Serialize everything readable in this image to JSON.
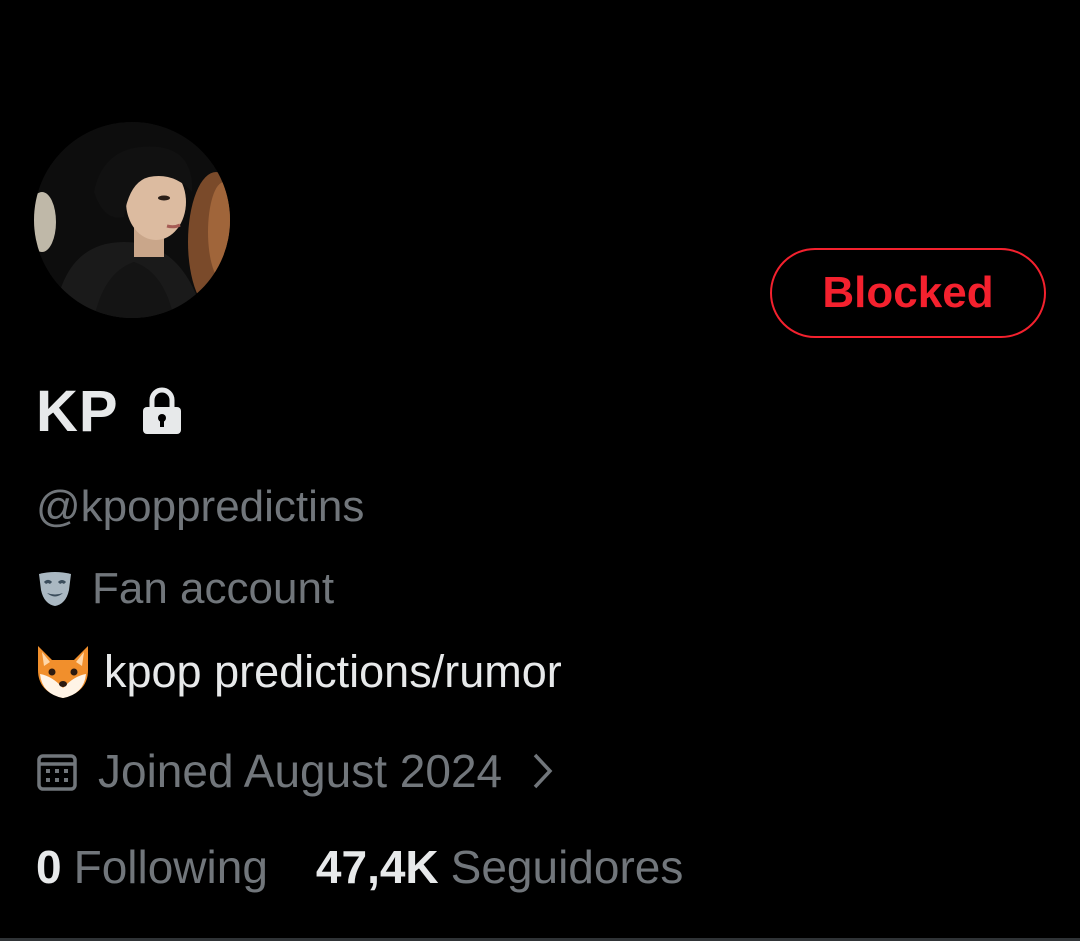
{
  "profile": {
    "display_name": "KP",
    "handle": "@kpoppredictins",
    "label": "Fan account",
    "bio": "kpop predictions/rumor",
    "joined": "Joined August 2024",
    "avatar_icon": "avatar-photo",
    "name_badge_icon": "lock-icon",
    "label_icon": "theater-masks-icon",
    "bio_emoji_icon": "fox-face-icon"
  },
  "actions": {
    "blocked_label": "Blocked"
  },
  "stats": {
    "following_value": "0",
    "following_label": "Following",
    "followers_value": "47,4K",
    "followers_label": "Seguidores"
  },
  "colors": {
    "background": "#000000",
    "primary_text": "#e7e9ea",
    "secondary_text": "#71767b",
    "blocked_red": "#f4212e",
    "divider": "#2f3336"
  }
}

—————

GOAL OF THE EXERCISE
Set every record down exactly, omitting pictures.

OUTPUT BELOW
Serialize everything readable in this image to JSON.
{
  "profile": {
    "display_name": "KP",
    "handle": "@kpoppredictins",
    "label": "Fan account",
    "bio": "kpop predictions/rumor",
    "joined": "Joined August 2024",
    "avatar_icon": "avatar-photo",
    "name_badge_icon": "lock-icon",
    "label_icon": "theater-masks-icon",
    "bio_emoji_icon": "fox-face-icon"
  },
  "actions": {
    "blocked_label": "Blocked"
  },
  "stats": {
    "following_value": "0",
    "following_label": "Following",
    "followers_value": "47,4K",
    "followers_label": "Seguidores"
  },
  "colors": {
    "background": "#000000",
    "primary_text": "#e7e9ea",
    "secondary_text": "#71767b",
    "blocked_red": "#f4212e",
    "divider": "#2f3336"
  }
}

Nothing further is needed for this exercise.